Russia, which has world’s fourth highest tally of 1.5 million confirmed cases, is resisting a second lockdown.
But with cases rising at over 15,000 a day, the health agency ordered all Russians to wear masks in crowded public spaces, including public transport, and in closed spaces like taxis and elevators.
Merchants, restaurateurs and workers hold a mock funeral for their industry which they say is being killed by shutdowns
Business owners organized a staged funeral to protest against the lockdown imposed by the Italian government in Como
The Czech government has further tightened its regulations, imposing a nationwide curfew between 9 p.m and 6 a.m. that started Wednesday.
It previously limited free movement, closed stores, schools and restaurants, made it mandatory to wear face masks indoors and outdoors and banned sport competitions, but the number of infections has continued to rise.
Several demonstrations against the virus restrictions were planned for Wednesday in the capital of Prague.
Even Sweden, which avoided a national lockdown and generally imposed far lighter measures than other European countries, is now urging people to avoid shopping centers and shops and stay away from public transportation.
The World Health Organization said more than 2 million confirmed coronavirus cases were reported last week – the shortest time ever for such an exponential increase.
It said for the second consecutive week, the European region accounted for the biggest proportion of new cases, with more than 1.3 million cases or about 46% of the worldwide total.
The U.N. health agency said deaths were also on the rise in Europe, with about a 35 per cent spike since the previous week.
Overall, Europe has seen more than 250,000 virus-related deaths, according to a tally by Johns Hopkins University.
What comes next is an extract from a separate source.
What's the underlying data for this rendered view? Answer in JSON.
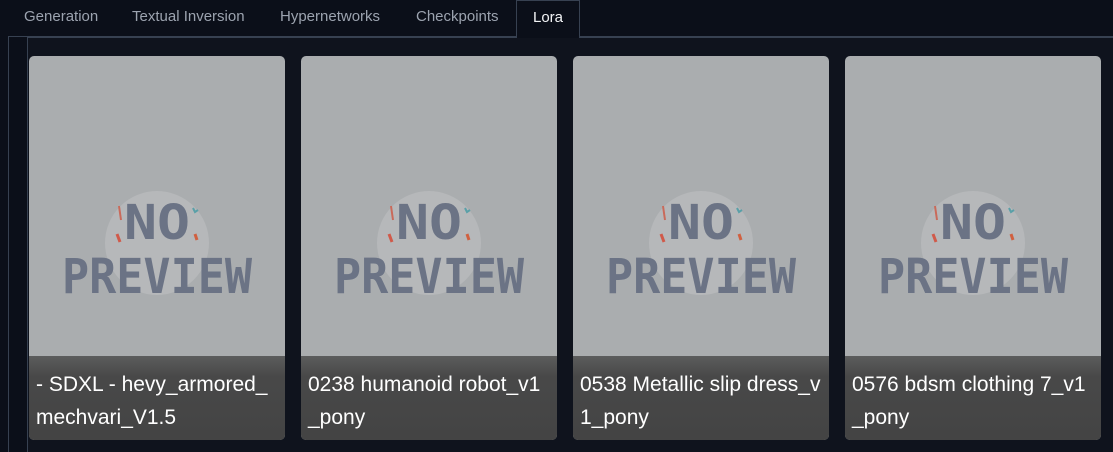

The WHO noted hospitalizations and ICU occupancy due to Covid increased in 21 European countries.
As European Union countries weigh tougher coronavirus restrictions, top EU officials on Wednesday urged the bloc’s 27 nations to introduce common rules to test for the disease and track its spread to help prevent further damage to their economies.
European Council President Charles Michel, who will chair an extraordinary summit of EU leaders on Thursday evening focused on the pandemic, also urged them to prepare for logistical challenges likely to plague the rollout of any vaccines.
‘We are in a storm. We are all in the same boat. And in this storm, we must keep cool heads,’ Michel told French radio RTL.
Meanwhile European Commission President Ursula von der Leyen told reporters in Brussels that Europe is confronted ‘with two enemies at this time. We’re dealing with the coronavirus; the virus itself and also corona fatigue. That is, people are becoming more and more fed up with the preventive measures.’
Michel also urged the leaders to prepare for prioritizing vaccinations.
‘Based on the information we have, at the end of the year or early next year, 3 or 4 vaccine candidates could be available,’ Michel said.
Von der Leyen said the commission will prolong its value added tax exemption on the purchase of vaccines and testing kits for a further six months.
‘I think that this year’s Christmas will be a different Christmas,’ von der Leyen added.